For conference-goers, this will likely sound familiar: You're listening to some important but dull speaker droning on about some important but dull subject. Your eyes close, your head droops … until you suddenly jerk awake and look around, bleary-eyed, hoping that no one noticed.
That is definitely not a problem for attendees of the American Association of Exporters and Importers (AAEI) annual conference in New York. Each year, the group puts on a "legal drama" about a decidedly unentertaining subject: customs compliance. Under the direction of David Newman, who heads up customs and international trade law at Sony Electronics, a judge, international trade attorneys, and customs compliance managers act out their real-life roles in a play about a current, pressing compliance problem. Part of the play is scripted but much of it is off-the-cuff, and performers invariably find opportunities to engage in improvisational humor.
Although entertaining, the dramas address serious concerns. This year's session followed the travails of a fictional home-furnishings retailer as it strove to comply with the provisions of the Safe Port Act of 2006.
In the scenario, the retailer/importer was slapped with fines for filing inaccurate data, even though many of the inaccuracies were unintentional or caused by factors beyond the company's control. One complex regulatory thing led to another, and customs officials began holding inbound containers for inspection. Shipments arrived late, orders and money were lost, and importer and agency filed complaints against each other. The case ended up in the U.S. Court of International Trade before real-life Judge Leo Gordon, bedecked in a British-style wig.
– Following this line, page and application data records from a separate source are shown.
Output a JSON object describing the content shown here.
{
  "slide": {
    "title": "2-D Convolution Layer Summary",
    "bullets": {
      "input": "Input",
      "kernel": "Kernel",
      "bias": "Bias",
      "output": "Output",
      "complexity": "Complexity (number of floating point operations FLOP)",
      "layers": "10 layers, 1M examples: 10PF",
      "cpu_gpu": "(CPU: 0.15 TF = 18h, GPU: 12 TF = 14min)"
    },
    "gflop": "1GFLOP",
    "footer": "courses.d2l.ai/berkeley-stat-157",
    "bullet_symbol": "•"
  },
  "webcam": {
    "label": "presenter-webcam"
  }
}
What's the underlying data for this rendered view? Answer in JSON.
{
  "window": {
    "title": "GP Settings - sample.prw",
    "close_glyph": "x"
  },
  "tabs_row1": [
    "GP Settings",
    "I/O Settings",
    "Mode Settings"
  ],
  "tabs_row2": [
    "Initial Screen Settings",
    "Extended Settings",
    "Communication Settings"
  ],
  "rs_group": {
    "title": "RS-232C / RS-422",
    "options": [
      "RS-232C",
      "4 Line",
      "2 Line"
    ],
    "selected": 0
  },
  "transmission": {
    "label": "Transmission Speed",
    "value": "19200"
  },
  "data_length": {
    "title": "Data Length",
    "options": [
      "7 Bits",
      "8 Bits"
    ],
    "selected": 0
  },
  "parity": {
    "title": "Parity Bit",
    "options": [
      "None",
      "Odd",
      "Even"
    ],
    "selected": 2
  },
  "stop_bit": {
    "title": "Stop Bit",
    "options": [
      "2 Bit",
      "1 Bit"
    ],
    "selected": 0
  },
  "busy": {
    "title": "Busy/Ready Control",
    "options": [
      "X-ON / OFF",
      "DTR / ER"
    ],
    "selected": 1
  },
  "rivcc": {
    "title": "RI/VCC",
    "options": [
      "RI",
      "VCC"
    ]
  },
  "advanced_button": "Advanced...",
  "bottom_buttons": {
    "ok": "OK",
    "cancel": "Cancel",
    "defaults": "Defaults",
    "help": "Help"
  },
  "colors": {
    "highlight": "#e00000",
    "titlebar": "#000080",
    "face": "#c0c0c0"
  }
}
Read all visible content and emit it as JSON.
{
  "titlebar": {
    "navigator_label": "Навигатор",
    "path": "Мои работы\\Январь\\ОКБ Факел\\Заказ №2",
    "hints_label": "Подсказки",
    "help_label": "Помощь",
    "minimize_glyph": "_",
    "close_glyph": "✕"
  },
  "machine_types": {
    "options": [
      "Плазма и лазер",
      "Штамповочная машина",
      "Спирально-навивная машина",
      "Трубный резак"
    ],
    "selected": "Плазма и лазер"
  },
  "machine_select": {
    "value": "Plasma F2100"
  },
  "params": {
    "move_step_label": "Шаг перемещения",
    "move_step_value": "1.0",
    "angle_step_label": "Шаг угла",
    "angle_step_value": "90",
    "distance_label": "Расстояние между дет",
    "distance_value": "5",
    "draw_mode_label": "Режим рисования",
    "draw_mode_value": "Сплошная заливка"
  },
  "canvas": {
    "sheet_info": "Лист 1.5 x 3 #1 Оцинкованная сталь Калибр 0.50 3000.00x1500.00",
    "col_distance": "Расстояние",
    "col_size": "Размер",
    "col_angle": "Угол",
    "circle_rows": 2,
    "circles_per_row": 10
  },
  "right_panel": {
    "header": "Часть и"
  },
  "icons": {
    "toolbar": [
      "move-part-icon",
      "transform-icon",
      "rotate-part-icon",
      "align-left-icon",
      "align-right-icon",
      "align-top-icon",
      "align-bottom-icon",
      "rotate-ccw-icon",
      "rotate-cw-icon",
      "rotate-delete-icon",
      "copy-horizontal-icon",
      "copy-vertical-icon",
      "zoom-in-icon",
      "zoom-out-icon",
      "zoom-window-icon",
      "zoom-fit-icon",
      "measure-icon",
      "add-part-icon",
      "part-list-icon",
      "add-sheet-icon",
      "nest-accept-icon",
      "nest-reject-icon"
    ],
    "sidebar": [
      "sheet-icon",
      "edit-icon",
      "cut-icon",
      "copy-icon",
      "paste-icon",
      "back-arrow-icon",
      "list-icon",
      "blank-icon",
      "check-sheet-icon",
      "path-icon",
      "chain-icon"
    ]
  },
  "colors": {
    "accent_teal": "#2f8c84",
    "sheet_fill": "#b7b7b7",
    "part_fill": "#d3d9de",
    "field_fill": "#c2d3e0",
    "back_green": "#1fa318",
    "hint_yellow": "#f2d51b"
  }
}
Who won the case? We'll never know. The judges in AAEI's plays never rule on the issues, to avoid compromising themselves if similar issues arise in their courts.
Even without a verdict, these events provide a valuable service to the international trade community. "My goal in these presentations is to air the issues and create greater awareness, and perhaps activism, within the community," Newman says. "If we are effective, we are creating greater opportunity for the trade and the government to have a full and meaningful exchange of information and viewpoints."
For more information about AAEI, visit www.aaei.org.